The film examines the plight of a group of widows forced into poverty at a temple in the holy city of Varanasi. It focuses on a relationship between one of the widows, who wants to escape the social restrictions imposed on widows, and a man who is from the highest caste and a follower of Mahatma Gandhi.
Release Year: 2005
Rating: 7.6/10 (8,140 voted)
Critic's Score: 77/100
Stars: Lisa Ray, John Abraham, Seema Biswas
A thesis picture. In 1938, Gandhi's party is making inroads in women's rights. Chuyia, a child already married but living with her parents, becomes a widow. By tradition, she is unceremoniously left at a bare and impoverished widows' ashram, beside the Ganges during monsoon season. The ashram's leader pimps out Kalyani, a young and beautiful widow, for household funds. Narayan, a follower of Gandhi, falls in love with her. Can she break with tradition and religious teaching to marry him? The ashram's moral center is Shakuntala, deeply religious but conflicted about her fate. Can she protect Kalyani or Chuyia? Amid all this water, is rebirth possible or does tradition drown all?

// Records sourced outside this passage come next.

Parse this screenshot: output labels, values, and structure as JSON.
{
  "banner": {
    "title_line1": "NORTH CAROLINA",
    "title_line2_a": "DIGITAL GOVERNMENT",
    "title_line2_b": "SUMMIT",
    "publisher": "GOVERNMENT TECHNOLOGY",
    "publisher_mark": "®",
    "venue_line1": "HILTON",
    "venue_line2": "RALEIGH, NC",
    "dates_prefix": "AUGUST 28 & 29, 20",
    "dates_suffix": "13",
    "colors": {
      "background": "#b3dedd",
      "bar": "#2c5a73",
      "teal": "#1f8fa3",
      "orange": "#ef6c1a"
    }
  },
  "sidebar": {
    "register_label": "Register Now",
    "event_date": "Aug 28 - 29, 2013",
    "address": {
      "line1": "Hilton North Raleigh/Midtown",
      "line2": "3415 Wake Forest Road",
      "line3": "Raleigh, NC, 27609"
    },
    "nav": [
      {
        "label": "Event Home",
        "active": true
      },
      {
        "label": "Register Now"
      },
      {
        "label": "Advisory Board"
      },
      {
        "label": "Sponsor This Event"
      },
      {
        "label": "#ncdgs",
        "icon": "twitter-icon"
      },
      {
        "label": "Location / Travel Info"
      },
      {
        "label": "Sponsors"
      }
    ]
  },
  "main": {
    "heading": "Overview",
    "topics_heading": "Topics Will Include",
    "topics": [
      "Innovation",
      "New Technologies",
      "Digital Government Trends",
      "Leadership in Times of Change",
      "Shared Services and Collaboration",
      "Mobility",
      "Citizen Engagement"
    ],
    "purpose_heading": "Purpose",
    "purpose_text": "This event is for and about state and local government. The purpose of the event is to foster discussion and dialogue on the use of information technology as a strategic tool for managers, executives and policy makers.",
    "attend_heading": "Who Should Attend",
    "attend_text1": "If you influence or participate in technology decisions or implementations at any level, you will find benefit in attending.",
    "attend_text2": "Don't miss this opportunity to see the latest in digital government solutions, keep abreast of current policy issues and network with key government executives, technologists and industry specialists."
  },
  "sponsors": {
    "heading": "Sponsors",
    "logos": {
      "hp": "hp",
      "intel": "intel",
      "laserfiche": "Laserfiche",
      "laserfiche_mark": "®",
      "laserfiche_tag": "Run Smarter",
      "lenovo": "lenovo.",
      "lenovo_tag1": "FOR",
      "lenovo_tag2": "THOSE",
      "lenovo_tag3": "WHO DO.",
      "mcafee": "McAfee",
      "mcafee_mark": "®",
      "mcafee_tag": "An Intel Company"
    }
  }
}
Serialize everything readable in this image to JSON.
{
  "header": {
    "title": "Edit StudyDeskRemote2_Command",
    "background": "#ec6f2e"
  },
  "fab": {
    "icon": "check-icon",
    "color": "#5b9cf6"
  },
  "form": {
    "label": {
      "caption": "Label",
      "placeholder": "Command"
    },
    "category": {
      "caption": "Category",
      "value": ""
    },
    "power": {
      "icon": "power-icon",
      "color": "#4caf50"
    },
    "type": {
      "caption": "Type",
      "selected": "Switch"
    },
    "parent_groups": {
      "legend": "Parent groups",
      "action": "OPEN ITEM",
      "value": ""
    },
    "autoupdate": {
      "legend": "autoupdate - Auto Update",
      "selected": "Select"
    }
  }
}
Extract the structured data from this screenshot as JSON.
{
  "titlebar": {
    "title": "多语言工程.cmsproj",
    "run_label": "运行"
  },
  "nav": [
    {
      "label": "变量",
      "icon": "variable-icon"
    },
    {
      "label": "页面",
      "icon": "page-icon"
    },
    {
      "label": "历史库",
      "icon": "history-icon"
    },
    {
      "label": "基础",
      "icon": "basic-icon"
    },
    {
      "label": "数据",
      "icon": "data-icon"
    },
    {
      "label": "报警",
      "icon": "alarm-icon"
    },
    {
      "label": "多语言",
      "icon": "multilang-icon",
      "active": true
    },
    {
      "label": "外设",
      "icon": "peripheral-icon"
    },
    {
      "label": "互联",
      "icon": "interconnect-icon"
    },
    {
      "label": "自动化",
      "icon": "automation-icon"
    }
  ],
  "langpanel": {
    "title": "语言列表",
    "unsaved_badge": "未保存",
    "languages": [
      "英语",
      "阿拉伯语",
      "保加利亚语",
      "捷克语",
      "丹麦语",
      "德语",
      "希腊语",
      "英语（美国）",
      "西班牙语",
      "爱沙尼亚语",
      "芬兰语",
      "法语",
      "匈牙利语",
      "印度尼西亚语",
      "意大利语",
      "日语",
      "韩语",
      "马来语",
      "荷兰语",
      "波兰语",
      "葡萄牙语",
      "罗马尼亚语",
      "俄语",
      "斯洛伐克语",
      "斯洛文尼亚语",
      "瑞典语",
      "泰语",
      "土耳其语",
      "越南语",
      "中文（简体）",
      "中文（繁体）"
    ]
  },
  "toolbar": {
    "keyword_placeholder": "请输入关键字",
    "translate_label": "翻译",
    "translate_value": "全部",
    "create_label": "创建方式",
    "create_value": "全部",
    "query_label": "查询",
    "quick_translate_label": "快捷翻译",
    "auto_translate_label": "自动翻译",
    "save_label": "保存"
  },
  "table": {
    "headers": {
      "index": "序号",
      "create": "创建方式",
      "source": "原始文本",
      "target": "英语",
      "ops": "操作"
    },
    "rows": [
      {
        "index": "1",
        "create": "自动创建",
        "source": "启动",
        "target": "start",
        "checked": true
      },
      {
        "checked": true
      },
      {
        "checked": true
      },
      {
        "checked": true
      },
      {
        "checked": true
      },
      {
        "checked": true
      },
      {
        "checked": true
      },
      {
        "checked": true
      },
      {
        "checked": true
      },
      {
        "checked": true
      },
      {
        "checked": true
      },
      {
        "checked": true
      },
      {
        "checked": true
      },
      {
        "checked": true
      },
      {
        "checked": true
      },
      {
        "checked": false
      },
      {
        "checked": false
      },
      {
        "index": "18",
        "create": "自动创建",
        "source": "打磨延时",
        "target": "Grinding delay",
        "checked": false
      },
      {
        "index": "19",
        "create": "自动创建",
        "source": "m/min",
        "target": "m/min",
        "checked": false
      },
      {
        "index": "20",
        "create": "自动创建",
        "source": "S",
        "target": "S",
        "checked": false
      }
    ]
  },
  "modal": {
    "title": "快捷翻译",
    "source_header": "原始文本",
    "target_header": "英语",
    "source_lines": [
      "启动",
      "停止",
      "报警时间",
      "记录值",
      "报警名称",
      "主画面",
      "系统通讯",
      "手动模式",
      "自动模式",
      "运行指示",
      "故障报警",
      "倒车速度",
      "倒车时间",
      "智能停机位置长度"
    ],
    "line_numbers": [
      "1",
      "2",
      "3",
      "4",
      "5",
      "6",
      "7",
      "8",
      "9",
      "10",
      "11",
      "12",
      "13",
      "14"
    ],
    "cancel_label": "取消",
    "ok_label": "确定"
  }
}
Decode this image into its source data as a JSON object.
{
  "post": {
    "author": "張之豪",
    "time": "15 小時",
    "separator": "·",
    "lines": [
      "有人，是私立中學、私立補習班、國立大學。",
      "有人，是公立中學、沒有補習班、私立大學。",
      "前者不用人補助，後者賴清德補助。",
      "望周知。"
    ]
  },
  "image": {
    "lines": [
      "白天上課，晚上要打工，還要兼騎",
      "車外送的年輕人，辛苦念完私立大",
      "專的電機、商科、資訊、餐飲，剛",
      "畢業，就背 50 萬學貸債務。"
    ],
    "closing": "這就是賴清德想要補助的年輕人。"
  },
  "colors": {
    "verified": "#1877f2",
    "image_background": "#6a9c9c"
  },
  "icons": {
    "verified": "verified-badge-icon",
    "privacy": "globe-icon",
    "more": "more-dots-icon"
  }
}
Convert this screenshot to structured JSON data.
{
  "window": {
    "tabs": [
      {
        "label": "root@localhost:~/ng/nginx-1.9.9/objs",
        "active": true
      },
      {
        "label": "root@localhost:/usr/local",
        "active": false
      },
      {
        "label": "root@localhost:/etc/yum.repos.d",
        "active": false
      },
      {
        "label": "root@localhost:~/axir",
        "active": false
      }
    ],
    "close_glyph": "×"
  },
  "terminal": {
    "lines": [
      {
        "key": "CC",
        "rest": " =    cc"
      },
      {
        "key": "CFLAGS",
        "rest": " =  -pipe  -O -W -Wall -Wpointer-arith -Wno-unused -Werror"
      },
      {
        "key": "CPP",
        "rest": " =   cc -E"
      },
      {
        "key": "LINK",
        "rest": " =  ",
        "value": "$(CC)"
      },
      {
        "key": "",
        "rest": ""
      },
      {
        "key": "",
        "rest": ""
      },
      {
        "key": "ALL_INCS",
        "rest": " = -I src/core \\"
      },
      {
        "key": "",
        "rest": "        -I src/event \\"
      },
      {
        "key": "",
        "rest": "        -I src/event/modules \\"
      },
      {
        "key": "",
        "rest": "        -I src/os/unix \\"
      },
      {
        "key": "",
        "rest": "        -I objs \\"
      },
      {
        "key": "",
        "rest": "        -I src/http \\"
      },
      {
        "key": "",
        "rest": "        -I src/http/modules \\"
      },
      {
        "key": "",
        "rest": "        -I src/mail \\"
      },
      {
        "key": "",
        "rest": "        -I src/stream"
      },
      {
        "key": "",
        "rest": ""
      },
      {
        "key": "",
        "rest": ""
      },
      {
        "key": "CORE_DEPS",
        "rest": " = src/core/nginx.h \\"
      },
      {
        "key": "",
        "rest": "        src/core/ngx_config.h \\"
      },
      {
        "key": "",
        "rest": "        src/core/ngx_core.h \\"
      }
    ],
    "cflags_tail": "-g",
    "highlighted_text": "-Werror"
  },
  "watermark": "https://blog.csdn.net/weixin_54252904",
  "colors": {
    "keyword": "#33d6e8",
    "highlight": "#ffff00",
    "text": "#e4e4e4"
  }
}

Writers: Anurag Kashyap, Deepa Mehta
Mother in Law
(as Iranganee Serasinghe)
(as Dr. Vidula Javalgekar)
(as Dolly Ahluwalia Tewari)
Release Date: 28 April 2006
Filming Locations: Central Province, Sri Lanka
Opening Weekend: $CAD273,830
(13 November 2005)
(3 September 2006)
(Toronto International Film Festival)
Did You Know?
For the role of Chuyia, Mehta auditioned 50 girls.
Kalyani's dog appears older in the scene in which it escapes than the next time it is shown.
All the old traditions are dying out.
But what is good should not die out.
And who will decide what is good and what is not?
Deep water for traditionalists
This beautiful and poignant film also packs quite a punch; the sorry
plight of Hindu widows in traditional Indian society is made evident.
Deepa Mehta has clearly set out to make a film with a message but she
lets the story carry the message and she does not demonize the
supporters of ancient oppressive practices, some of whom are motivated
by faith rather than self-interest. Strangely the film's beauty
undercuts to some extent the political message: I can imagine a devout
Hindu seeing it as supporting the traditional view.
As explained in the film, according to ancient texts a Hindu widow had
three choices; she could join her husband on his funeral pyre, she
could marry his younger brother (if available) or she could go into an
Ashram (refuge) with other widows and live a life of self-denial to
atone for the sin of having lost her husband.. It is the third option
Chuyia (Sarala) takes on the death of her husband in 1938. Chuyia
however is only nine years old and scarcely remembers getting married.
The Ashram is a poor place, self-supported by the proceeds of begging
and prostitution, but there is camaraderie amongst the women (who are
of all ages) and Chuyia, initially, is not badly treated. The focus
shifts to Kalyani (Lisa Ray) the Ashram's "jewel" who becomes involved
with a young political activist Narayana (John Abraham), a supporter of
The film is not so much an attack on religion as on particular beliefs.
I've no doubt one could live the life of a devout Hindu without
believing that widows are responsible for their husband's deaths just
as one can be a devout Christian without believing in slavery, or that
the earth is flat, or was created in 4004BC. Although the film is set
just prior to World War 2 there are undoubtedly many supporters of the
ancient texts still out there Mehta was prevented from filming in
India by some of them and "Water" was eventually filmed in Sri Lanka. I
find it impossible to have any sympathy for their position because it
really amounts to using the practices of a society which has long
passed away to defend an economic interest, or rather to excuse the
abandonment by her family of a woman who has had the ill-luck to lose
her husband. As Chuyia asks, where is the Ashram for the widowers?
Also, whatever could be said for child marriage on social or economic
grounds 2000 years ago, there is no possible justification for it now.
It's a great pity the film was banned in India and Pakistan it is a
film for the citizens of those countries rather than me, but it is
striking to watch and I suspect, not easy to forget.